Scientists have discovered that amniotic fluid has amazing healing powers. The groundbreaking results are potentially life-changing for millions of Australians suffering debilitating diseases.
While mums already know just how incredible amniotic fluid is in protecting and nourishing our babies for nine months, it seems this liquid gold could actually have powers beyond the womb.
discovered that cells from pregnant women could prevent fractures by almost 80 per cent.
It has the potential to change the lives of people living with osteoporosis and brittle bone disease. It could even help strengthen the fragile bones of astronauts on long space journeys.
“Amniotic stem cells are quick, easy and safe to obtain,” explained lead researcher Pascale V Guillot from University College London GOS Institute of Child Health.
“This is the first time this type of stem cell has been used to successfully strengthen bones and improve their quality.

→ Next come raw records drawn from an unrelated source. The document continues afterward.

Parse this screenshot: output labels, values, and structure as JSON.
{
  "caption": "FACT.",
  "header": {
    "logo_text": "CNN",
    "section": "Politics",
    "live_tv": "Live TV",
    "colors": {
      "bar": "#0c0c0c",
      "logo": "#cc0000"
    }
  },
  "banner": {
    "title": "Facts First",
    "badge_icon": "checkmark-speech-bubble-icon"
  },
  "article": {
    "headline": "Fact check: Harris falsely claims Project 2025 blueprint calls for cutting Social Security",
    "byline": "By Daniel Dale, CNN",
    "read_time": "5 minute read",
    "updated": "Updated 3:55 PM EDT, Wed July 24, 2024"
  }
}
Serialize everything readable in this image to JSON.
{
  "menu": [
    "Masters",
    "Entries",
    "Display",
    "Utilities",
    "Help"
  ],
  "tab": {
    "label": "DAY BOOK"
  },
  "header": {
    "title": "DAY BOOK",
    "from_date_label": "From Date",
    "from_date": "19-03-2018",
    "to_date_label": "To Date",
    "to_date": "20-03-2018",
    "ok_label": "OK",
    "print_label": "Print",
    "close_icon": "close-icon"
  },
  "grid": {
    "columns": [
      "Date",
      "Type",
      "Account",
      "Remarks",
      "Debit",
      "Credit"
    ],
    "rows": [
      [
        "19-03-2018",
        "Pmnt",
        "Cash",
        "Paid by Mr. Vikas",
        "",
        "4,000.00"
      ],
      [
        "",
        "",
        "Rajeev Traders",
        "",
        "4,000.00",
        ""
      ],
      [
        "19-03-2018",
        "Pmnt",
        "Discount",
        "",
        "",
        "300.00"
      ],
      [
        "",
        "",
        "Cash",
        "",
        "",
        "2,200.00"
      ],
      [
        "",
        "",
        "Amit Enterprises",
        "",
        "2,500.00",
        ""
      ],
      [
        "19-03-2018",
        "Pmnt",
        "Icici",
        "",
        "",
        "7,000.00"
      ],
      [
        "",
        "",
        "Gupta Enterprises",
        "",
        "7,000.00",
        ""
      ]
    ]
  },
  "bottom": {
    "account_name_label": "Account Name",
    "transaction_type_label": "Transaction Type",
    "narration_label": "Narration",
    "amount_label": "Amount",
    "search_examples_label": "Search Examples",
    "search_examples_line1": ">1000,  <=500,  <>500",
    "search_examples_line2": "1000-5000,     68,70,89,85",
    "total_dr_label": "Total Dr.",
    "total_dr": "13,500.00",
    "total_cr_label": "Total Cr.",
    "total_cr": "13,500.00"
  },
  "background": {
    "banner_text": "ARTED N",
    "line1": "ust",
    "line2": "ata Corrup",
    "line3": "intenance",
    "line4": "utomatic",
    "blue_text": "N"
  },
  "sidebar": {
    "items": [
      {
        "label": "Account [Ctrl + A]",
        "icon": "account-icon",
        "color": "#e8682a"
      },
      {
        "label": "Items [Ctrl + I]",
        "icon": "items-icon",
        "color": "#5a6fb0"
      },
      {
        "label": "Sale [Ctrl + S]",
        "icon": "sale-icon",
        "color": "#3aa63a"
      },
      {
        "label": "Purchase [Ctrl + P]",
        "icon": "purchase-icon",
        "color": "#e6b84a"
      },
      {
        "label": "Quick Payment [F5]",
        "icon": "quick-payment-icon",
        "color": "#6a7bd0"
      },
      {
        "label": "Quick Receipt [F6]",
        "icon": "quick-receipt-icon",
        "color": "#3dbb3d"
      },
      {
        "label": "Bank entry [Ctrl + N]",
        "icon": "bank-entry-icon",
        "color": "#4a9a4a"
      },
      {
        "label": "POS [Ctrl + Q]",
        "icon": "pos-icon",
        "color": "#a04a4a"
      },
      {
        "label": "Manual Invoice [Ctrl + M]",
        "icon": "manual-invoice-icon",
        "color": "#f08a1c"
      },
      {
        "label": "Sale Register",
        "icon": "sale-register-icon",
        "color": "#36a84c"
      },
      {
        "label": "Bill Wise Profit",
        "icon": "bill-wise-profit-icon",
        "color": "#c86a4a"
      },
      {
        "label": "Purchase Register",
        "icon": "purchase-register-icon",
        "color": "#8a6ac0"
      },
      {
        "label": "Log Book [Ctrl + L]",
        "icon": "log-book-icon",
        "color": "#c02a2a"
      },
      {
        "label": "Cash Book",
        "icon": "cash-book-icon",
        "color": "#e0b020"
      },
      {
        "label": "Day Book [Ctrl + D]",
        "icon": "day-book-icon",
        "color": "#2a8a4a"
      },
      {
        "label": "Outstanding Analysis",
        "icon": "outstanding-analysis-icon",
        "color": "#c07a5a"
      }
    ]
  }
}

“The discovery could have a profound effect on the lives of patients who have fragile bones and could stop a large number of their painful fractures.”

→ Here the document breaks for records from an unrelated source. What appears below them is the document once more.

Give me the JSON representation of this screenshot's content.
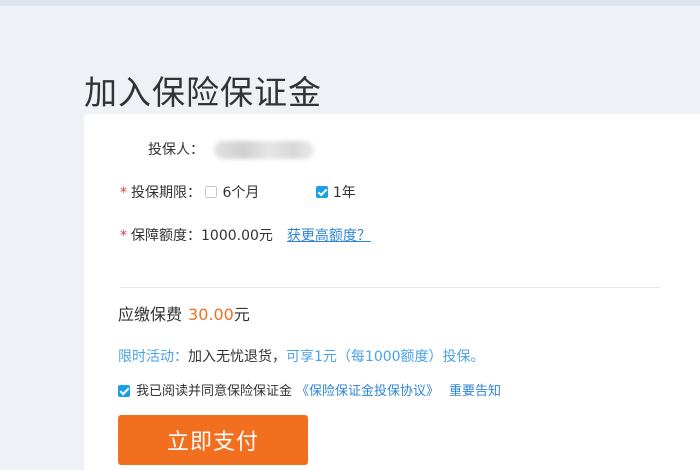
{
  "page": {
    "title": "加入保险保证金"
  },
  "form": {
    "insured": {
      "label": "投保人："
    },
    "period": {
      "required_mark": "*",
      "label": "投保期限：",
      "options": [
        {
          "label": "6个月",
          "checked": false
        },
        {
          "label": "1年",
          "checked": true
        }
      ]
    },
    "amount": {
      "required_mark": "*",
      "label": "保障额度：",
      "value": "1000.00元",
      "link": "获更高额度？"
    }
  },
  "fee": {
    "label": "应缴保费",
    "amount": "30.00",
    "unit": "元"
  },
  "promo": {
    "title": "限时活动：",
    "text_part1": "加入无忧退货，",
    "text_part2": "可享1元（每1000额度）投保。"
  },
  "agreement": {
    "checked": true,
    "text": "我已阅读并同意保险保证金",
    "link1": "《保险保证金投保协议》",
    "link2": "重要告知"
  },
  "actions": {
    "pay_label": "立即支付"
  },
  "colors": {
    "accent": "#f36f20",
    "link": "#2f86d8",
    "checkbox": "#1aa0e8",
    "required": "#e4393c"
  }
}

Positive results during lab testing
The researchers injected newborn mice suffering brittle bone disease with amniotic stem cells. They then compared their bones to those of mice with brittle bone disease who weren’t injected with the cells.
What they discovered is that the amniotic fluid cells seemed to protect the fragile bones of the mice, increasing their strength, plasticity, structure and tissue quality.
If the cells have the same effect in humans, it would mean less fractures and less chronic pain. Researchers hope that the treatment would actually end all of the symptoms of these diseases.
Osteoporosis and brittle bone disease in Australia
More than one million Australians have osteoporosis and is most common in people over the age of 50.
Osteogenesis Imperfecta is also known as brittle bone disease. It’s estimated that seven people out of every 100,000 are born with this genetic condition. It primarily affects bones, causing them to be fragile.
The research teams is hoping to start clinical human trials in the next one to two years.
Meanwhile, have you seen this photo of a baby born inside the amniotic sac?